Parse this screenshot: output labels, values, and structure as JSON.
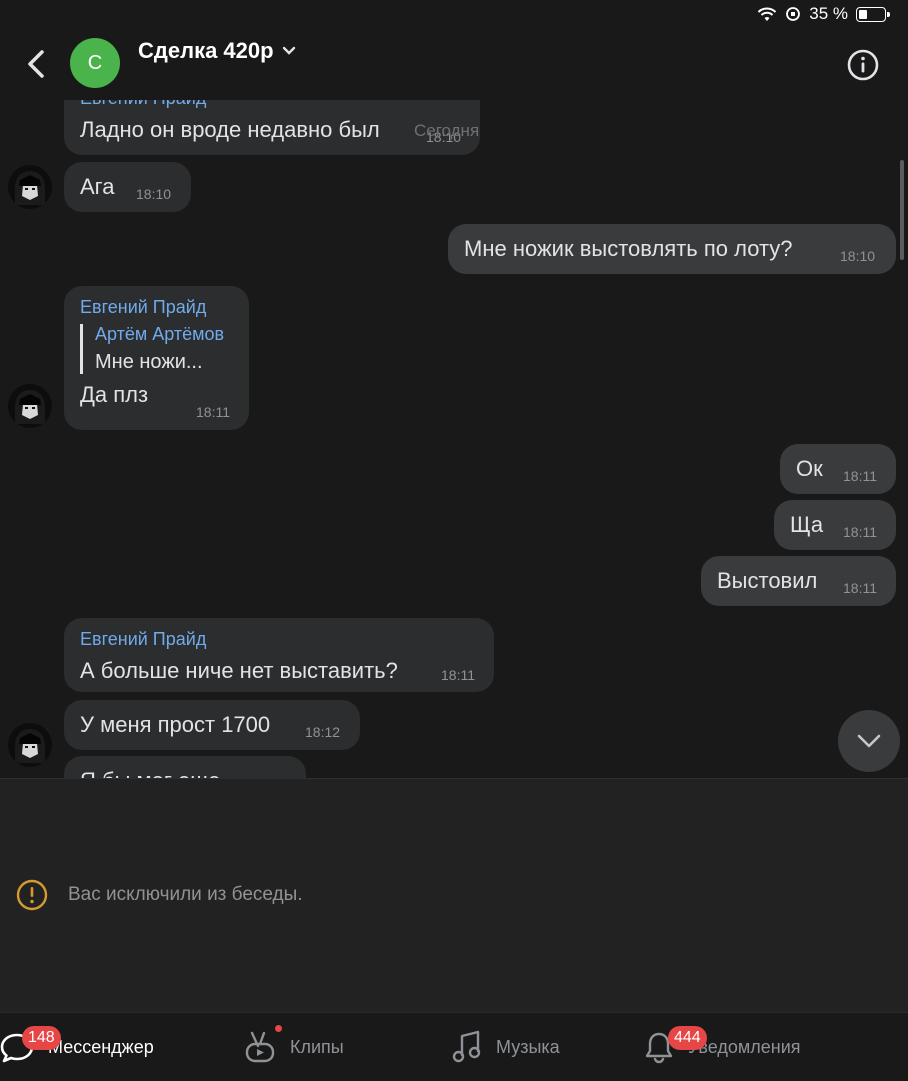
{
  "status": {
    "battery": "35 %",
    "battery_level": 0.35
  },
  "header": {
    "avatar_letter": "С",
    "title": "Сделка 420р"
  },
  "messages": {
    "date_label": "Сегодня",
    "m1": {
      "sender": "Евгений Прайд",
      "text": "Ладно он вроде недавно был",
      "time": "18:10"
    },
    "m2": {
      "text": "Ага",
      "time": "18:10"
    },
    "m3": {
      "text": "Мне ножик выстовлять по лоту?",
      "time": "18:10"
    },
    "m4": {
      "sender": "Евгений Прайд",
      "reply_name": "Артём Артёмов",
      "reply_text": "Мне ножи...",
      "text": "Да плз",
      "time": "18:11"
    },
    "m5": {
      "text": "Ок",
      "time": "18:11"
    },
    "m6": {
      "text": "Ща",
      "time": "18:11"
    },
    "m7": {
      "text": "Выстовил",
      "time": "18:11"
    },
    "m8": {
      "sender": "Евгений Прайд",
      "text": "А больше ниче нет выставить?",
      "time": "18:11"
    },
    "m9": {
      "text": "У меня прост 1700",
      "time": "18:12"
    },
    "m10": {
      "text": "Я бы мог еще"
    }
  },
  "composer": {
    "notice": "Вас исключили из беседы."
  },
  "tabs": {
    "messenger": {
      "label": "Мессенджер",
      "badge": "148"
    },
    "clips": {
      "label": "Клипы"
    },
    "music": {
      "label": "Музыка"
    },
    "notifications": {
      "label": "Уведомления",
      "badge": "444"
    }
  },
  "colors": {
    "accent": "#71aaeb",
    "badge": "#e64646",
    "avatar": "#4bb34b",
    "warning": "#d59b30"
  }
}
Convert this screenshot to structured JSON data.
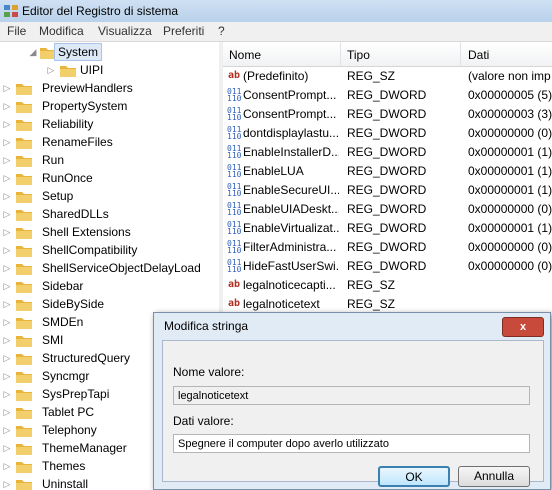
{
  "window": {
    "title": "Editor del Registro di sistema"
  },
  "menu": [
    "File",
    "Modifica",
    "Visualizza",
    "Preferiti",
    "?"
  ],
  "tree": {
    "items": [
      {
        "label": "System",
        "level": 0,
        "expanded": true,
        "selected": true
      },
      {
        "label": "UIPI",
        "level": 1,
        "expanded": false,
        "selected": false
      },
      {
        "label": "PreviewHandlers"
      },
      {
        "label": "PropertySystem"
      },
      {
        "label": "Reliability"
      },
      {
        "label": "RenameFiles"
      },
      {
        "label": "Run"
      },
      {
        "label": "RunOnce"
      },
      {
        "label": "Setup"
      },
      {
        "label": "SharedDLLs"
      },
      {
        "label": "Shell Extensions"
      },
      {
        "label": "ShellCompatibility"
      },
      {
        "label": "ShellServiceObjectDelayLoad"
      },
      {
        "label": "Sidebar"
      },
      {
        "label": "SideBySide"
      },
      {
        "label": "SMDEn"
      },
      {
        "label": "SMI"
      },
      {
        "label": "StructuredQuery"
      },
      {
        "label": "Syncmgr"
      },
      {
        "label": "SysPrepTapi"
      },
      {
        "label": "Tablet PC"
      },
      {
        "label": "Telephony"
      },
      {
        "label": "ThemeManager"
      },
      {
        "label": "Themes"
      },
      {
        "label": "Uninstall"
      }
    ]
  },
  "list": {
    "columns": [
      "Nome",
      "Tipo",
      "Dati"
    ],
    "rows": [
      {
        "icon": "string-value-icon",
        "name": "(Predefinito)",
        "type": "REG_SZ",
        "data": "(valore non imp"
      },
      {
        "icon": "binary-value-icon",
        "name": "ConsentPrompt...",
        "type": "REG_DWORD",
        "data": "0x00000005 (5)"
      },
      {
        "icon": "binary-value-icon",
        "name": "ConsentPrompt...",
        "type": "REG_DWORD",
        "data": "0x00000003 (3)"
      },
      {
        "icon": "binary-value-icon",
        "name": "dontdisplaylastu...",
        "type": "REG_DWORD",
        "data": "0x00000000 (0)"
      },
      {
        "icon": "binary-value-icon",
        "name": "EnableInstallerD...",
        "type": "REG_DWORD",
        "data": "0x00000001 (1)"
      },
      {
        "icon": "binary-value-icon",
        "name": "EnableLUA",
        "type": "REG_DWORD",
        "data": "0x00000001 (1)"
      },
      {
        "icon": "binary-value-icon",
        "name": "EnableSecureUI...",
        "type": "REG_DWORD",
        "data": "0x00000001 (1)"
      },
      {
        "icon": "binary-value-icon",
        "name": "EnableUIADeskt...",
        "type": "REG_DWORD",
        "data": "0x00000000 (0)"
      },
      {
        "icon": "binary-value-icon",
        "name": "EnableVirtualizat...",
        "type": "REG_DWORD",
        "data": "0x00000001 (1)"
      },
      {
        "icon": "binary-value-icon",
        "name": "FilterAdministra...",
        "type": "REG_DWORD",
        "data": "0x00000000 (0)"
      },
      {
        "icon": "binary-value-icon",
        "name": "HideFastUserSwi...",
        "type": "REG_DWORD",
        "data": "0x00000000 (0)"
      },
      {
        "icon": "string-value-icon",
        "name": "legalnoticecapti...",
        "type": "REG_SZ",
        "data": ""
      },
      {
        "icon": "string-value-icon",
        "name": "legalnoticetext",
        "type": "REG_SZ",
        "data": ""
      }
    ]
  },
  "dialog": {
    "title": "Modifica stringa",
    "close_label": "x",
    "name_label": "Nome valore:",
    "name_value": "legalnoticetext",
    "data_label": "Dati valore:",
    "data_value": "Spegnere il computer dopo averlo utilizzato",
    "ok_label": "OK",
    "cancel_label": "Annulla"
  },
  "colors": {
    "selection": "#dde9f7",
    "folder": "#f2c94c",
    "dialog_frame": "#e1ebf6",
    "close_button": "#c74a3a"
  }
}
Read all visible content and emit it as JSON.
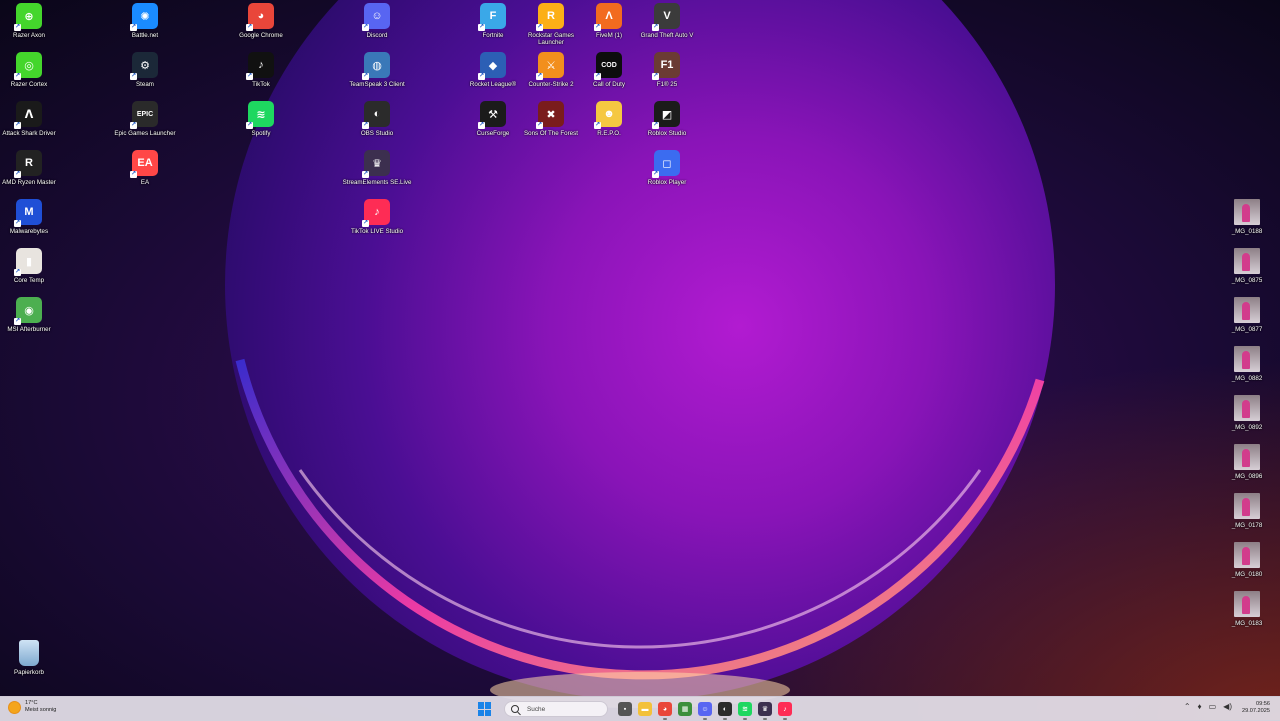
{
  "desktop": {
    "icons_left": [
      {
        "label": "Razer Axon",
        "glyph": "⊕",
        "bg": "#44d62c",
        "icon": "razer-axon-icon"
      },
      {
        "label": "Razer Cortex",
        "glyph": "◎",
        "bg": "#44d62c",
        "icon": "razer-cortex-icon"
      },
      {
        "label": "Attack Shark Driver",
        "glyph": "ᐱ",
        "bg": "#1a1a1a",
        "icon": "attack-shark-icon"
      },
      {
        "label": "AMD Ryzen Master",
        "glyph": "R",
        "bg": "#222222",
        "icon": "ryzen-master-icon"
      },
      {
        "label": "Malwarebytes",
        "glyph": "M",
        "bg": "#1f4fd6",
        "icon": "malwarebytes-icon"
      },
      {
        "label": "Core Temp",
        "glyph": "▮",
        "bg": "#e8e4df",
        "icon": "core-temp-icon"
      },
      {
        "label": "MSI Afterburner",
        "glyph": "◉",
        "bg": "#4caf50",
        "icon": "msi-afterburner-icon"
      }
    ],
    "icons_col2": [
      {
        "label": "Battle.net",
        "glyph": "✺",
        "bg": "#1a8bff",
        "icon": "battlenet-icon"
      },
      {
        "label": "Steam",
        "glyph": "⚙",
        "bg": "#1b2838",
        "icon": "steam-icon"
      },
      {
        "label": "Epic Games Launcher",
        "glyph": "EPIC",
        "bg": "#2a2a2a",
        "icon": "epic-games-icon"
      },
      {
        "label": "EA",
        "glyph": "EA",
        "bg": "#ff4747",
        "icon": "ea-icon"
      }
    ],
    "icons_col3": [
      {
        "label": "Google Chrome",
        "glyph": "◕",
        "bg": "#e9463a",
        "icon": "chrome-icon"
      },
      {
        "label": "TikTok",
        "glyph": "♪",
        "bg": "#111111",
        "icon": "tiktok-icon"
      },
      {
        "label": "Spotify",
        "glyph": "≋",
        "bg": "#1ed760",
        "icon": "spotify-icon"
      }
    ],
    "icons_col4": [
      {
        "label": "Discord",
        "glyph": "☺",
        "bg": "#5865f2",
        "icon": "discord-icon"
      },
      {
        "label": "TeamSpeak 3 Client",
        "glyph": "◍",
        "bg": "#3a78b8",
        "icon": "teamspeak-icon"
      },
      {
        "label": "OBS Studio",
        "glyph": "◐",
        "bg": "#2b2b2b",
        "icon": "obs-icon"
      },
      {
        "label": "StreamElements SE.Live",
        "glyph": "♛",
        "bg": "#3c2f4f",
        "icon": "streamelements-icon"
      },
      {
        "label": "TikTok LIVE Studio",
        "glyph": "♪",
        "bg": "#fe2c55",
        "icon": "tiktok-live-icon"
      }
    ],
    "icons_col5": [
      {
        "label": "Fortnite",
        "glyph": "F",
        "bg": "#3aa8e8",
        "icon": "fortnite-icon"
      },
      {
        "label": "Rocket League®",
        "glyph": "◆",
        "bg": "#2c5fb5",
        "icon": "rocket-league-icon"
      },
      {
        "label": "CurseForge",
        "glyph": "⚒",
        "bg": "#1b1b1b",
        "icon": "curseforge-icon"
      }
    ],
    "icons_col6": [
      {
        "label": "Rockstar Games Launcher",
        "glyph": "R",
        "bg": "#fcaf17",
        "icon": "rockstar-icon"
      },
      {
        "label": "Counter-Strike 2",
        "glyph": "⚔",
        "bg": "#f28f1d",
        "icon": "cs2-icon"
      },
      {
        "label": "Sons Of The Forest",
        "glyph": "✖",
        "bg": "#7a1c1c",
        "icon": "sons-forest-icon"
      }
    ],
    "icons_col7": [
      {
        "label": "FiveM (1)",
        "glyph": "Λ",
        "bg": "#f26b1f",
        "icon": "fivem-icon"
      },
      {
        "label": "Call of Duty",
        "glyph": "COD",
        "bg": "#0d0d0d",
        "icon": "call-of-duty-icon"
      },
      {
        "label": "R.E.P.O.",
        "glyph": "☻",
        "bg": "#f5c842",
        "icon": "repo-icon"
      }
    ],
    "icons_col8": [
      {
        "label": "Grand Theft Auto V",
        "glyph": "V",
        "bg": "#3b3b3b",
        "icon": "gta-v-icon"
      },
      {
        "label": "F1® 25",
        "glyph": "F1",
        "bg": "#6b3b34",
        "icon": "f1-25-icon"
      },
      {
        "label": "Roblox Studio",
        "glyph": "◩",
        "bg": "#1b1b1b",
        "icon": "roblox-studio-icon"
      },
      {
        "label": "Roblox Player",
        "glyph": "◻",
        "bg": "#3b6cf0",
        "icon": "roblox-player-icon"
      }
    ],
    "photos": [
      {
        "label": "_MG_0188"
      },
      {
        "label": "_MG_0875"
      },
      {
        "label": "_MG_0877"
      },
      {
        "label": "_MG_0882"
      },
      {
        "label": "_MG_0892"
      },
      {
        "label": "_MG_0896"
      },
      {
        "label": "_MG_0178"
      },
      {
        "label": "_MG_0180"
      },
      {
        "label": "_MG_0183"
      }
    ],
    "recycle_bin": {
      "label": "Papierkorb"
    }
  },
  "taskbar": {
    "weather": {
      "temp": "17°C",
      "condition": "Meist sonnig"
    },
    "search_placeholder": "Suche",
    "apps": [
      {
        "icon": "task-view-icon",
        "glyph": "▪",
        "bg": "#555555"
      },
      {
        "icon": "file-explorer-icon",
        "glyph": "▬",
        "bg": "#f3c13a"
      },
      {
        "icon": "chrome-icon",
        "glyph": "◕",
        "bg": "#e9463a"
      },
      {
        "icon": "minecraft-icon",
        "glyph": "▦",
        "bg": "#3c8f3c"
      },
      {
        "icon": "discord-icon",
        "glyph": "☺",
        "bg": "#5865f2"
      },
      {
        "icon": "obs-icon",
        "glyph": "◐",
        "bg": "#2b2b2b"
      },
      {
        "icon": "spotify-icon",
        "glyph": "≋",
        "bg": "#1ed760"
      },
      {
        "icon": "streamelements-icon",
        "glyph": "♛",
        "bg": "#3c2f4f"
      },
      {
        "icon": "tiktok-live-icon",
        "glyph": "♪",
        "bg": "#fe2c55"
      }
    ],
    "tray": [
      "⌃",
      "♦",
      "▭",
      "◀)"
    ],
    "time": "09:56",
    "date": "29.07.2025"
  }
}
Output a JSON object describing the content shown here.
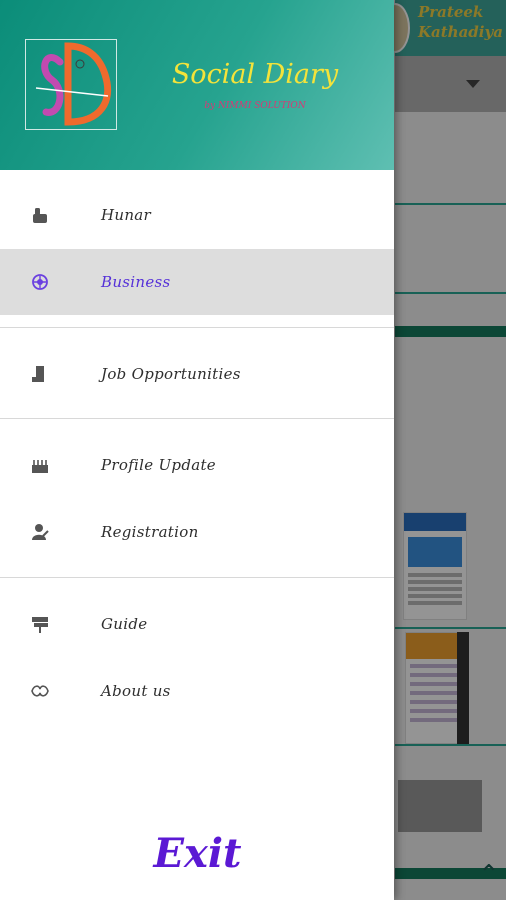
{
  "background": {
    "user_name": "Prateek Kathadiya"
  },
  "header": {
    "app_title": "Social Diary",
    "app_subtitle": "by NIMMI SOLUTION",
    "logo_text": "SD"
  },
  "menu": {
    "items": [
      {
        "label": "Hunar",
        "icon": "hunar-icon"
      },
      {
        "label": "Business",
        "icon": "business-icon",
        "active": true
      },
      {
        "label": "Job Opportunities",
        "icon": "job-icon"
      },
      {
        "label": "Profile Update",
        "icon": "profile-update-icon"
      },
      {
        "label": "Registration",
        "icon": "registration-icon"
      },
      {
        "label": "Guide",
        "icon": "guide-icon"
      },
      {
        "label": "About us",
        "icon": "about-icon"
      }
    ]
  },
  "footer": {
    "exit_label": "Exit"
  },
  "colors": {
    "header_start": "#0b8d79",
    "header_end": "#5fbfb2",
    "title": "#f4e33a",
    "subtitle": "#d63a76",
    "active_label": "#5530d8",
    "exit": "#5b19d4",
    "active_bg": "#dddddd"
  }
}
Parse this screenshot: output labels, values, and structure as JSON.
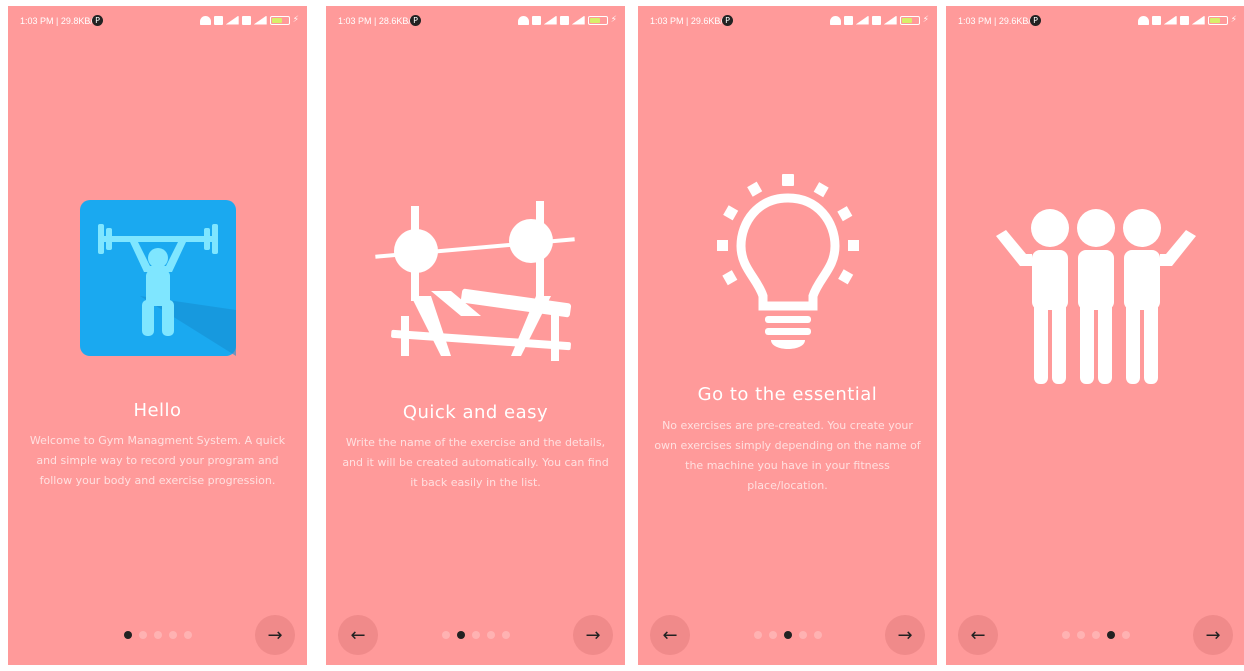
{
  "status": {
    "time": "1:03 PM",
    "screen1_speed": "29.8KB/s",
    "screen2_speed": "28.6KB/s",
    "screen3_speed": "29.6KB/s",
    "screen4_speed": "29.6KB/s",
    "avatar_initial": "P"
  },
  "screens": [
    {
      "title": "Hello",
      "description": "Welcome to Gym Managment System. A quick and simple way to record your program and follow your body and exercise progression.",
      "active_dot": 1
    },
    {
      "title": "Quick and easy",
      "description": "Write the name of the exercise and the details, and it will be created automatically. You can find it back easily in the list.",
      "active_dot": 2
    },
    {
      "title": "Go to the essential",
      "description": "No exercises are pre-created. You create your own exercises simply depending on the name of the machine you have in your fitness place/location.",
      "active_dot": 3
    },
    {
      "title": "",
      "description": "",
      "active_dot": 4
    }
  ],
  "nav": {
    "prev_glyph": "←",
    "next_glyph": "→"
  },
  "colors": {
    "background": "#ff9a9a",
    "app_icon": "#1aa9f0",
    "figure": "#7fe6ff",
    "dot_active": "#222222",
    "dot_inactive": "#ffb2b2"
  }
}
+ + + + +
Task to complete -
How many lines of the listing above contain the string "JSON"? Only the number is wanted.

Worked solution -
5